description of who you are and what you do? Wendy: Yes, it’s a pleasure to be here
and to talk about one of my heroes. I’m a mathematician originally and I’m most well-known these days for my work in multimedia and hypermedia and the web
and the internet. But in my early career I did all sorts of things in computing including teaching about Turing Machines. And when I was asked to do this, how could I choose anybody better than the person who really gave us the theory for everything we’re doing today with computers: Alan Turing. Brian: I suppose Alan Turing is most well known for his code breaking. We’ll talk about that later but his early career, working on the theory of computing. I would have thought most people would be surprised that you need it. Why do we need a theory of computing and what did he do? Wendy: Well because before Turing we didn’t have machines that you could program in the way we think of them today because in those days human beings were called computers. We’re talking here the 1930s when he went to Kings College and read Mathematics and he started thinking about how could a machine imitate what human beings could do in terms of doing the mathematics to perform much bigger and much more complicated problems much more quickly. And he’d develop the Universal Turing Machine and prove that that could compute anything. Brian: Can you describe it just very briefly? Wendy: Well it’s basically you run a tape through the machine and there are instructions. It’s naughts and ones and the algorithm he designed to do the computing basically shifts the tape backwards or forwards depending on what the instruction is and it’s just as simple as that. Brian: And then can we move on to his most famous work. Bletchley Park. The code breaking during the war. So what was he doing there? Wendy: He went there at the beginning of the war I guess the government were looking for all the bright young mathematicians and it was all about cracking the codes the Germans used and Turing led a team to build what became known as The Bombe with an ‘e’. And if you go to Bletchley Park now you can see a replica of The Bombe actually working. Brian: So is that essentially a prototype computer? Wendy: Yes it was an early form of a computer. Yeah. Interestingly I think that the war was a continuation of his academic work. It was just applied in a way that, you know, shortened the war and saved a lot of lives. Brian: So this is the Certificate of a Candidate for Election. Wendy: This tells us he wasn’t elected the first year he was put forward. Which is true for most people. Brian: Yeah. Wendy: There’s very few people that get it the first year but he went in in 51. Brian: Yeah but interestingly no mention of the war. Wendy: He has worked since 1945. But you see in 1950 they couldn’t talk about Bletchley Park. Brian: That’s interesting isn’t it. So he was elected perhaps without the knowledge of what he’d done. That really does speak to his eminence as a mathematician doesn’t it. When you went to Bletchley Park and you looked at his office which is still there.
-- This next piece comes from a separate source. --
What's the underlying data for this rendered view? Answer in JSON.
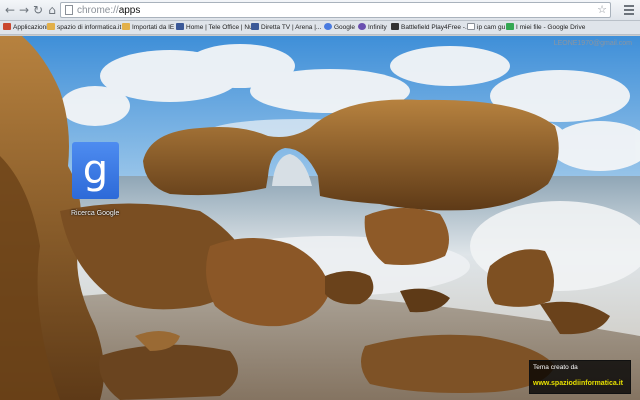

Did you get more of a sense of the man? Wendy: It’s a replica of his office but it is beautifully done and there’s all the sort of artefacts of that time the 1940s. He had two typewriters that they’ve set up in his office and both them said “do not use this machine leave as is.” So he was clearly very precious about his own stuff his own possessions. Brian: This is an interesting picture you paint of this man because I was surprised when I saw that he almost qualified for the 1948 Olympics. Wendy: He was a runner. And of course you know the end was very sad. He was homosexual which of course completely illegal in those days. And he outed himself to the police because his lover stole from him and he named him to the police. And that’s how it became known that he was homosexual. So they charged him and offered him a prison sentence or chemical castration. What a choice and he chose the chemical castration. And then of course he died in 1954. The inquest said it was suicide but we won’t ever really know the truth of what happened. But it’s tragic to lose someone so bright and who could have done so much. Brian: But his legacy now in terms of the theoretical work around computing does that still echo today? Wendy: Absolutely. His theories are still taught. I mean we’re moving into the world of quantum, I bet he’d have been there before all of us. But in terms of the computers we use today and the computers we have in our mobile phones everything we do today with computers is based on his original theory. It’s quite amazing.